Data about app and page elements:
= Beginning of Section =

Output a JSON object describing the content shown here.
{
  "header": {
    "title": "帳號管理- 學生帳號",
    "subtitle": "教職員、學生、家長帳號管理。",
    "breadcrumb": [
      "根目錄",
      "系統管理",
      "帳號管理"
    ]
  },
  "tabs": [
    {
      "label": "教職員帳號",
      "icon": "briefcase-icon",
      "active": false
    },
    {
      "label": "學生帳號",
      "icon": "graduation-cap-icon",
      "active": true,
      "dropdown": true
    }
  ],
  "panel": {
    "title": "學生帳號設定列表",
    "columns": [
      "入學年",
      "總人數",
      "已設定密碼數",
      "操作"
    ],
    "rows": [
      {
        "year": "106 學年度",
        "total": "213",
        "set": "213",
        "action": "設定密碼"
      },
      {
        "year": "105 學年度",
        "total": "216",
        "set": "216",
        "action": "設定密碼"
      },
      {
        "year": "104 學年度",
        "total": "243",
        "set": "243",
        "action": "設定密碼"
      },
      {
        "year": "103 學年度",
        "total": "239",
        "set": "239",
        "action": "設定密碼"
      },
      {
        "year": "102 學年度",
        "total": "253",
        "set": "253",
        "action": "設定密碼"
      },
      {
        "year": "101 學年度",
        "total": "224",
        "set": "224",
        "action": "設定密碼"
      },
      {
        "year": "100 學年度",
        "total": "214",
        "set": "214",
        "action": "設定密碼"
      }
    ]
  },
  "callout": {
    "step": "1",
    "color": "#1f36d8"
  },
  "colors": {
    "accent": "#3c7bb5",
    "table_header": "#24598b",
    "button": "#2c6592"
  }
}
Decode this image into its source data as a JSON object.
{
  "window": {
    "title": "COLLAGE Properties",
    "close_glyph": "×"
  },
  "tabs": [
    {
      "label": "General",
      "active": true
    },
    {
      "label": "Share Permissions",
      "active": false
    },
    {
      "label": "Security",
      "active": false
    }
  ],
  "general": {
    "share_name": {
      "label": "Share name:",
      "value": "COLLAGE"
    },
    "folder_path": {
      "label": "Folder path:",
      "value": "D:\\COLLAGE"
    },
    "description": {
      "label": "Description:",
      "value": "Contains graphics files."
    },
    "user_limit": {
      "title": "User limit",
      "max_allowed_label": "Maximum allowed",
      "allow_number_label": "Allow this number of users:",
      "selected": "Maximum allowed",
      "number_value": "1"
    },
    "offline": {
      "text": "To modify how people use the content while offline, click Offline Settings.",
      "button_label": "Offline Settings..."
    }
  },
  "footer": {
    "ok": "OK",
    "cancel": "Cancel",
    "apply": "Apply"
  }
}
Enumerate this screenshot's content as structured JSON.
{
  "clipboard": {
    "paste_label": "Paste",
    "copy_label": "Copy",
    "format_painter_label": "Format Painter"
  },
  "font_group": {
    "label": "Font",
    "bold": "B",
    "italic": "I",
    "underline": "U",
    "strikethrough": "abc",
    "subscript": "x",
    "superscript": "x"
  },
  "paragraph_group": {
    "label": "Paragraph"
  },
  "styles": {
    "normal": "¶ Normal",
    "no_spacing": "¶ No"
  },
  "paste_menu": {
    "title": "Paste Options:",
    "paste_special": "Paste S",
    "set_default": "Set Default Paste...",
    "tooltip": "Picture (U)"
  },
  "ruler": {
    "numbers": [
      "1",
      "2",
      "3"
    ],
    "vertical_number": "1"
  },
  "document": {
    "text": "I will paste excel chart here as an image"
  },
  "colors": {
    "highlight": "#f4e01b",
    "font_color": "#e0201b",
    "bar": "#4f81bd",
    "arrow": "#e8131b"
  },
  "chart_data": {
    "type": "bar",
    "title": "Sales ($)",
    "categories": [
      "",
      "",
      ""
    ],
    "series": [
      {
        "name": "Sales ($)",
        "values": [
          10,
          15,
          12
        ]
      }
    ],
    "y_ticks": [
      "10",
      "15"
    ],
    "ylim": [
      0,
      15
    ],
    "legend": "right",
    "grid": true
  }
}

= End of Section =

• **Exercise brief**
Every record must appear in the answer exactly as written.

• **Output of the task**
Output a JSON object describing the content shown here.
{
  "header": {
    "title": "帳號管理- 學生帳號",
    "subtitle": "教職員、學生、家長帳號管理。",
    "breadcrumb": [
      "根目錄",
      "系統管理",
      "帳號管理"
    ]
  },
  "tabs": [
    {
      "label": "教職員帳號",
      "icon": "briefcase-icon",
      "active": false
    },
    {
      "label": "學生帳號",
      "icon": "graduation-cap-icon",
      "active": true,
      "dropdown": true
    }
  ],
  "panel": {
    "title": "學生帳號設定列表",
    "columns": [
      "入學年",
      "總人數",
      "已設定密碼數",
      "操作"
    ],
    "rows": [
      {
        "year": "106 學年度",
        "total": "213",
        "set": "213",
        "action": "設定密碼"
      },
      {
        "year": "105 學年度",
        "total": "216",
        "set": "216",
        "action": "設定密碼"
      },
      {
        "year": "104 學年度",
        "total": "243",
        "set": "243",
        "action": "設定密碼"
      },
      {
        "year": "103 學年度",
        "total": "239",
        "set": "239",
        "action": "設定密碼"
      },
      {
        "year": "102 學年度",
        "total": "253",
        "set": "253",
        "action": "設定密碼"
      },
      {
        "year": "101 學年度",
        "total": "224",
        "set": "224",
        "action": "設定密碼"
      },
      {
        "year": "100 學年度",
        "total": "214",
        "set": "214",
        "action": "設定密碼"
      }
    ]
  },
  "callout": {
    "step": "1",
    "color": "#1f36d8"
  },
  "colors": {
    "accent": "#3c7bb5",
    "table_header": "#24598b",
    "button": "#2c6592"
  }
}
Decode this image into its source data as a JSON object.
{
  "window": {
    "title": "COLLAGE Properties",
    "close_glyph": "×"
  },
  "tabs": [
    {
      "label": "General",
      "active": true
    },
    {
      "label": "Share Permissions",
      "active": false
    },
    {
      "label": "Security",
      "active": false
    }
  ],
  "general": {
    "share_name": {
      "label": "Share name:",
      "value": "COLLAGE"
    },
    "folder_path": {
      "label": "Folder path:",
      "value": "D:\\COLLAGE"
    },
    "description": {
      "label": "Description:",
      "value": "Contains graphics files."
    },
    "user_limit": {
      "title": "User limit",
      "max_allowed_label": "Maximum allowed",
      "allow_number_label": "Allow this number of users:",
      "selected": "Maximum allowed",
      "number_value": "1"
    },
    "offline": {
      "text": "To modify how people use the content while offline, click Offline Settings.",
      "button_label": "Offline Settings..."
    }
  },
  "footer": {
    "ok": "OK",
    "cancel": "Cancel",
    "apply": "Apply"
  }
}
Enumerate this screenshot's content as structured JSON.
{
  "clipboard": {
    "paste_label": "Paste",
    "copy_label": "Copy",
    "format_painter_label": "Format Painter"
  },
  "font_group": {
    "label": "Font",
    "bold": "B",
    "italic": "I",
    "underline": "U",
    "strikethrough": "abc",
    "subscript": "x",
    "superscript": "x"
  },
  "paragraph_group": {
    "label": "Paragraph"
  },
  "styles": {
    "normal": "¶ Normal",
    "no_spacing": "¶ No"
  },
  "paste_menu": {
    "title": "Paste Options:",
    "paste_special": "Paste S",
    "set_default": "Set Default Paste...",
    "tooltip": "Picture (U)"
  },
  "ruler": {
    "numbers": [
      "1",
      "2",
      "3"
    ],
    "vertical_number": "1"
  },
  "document": {
    "text": "I will paste excel chart here as an image"
  },
  "colors": {
    "highlight": "#f4e01b",
    "font_color": "#e0201b",
    "bar": "#4f81bd",
    "arrow": "#e8131b"
  },
  "chart_data": {
    "type": "bar",
    "title": "Sales ($)",
    "categories": [
      "",
      "",
      ""
    ],
    "series": [
      {
        "name": "Sales ($)",
        "values": [
          10,
          15,
          12
        ]
      }
    ],
    "y_ticks": [
      "10",
      "15"
    ],
    "ylim": [
      0,
      15
    ],
    "legend": "right",
    "grid": true
  }
}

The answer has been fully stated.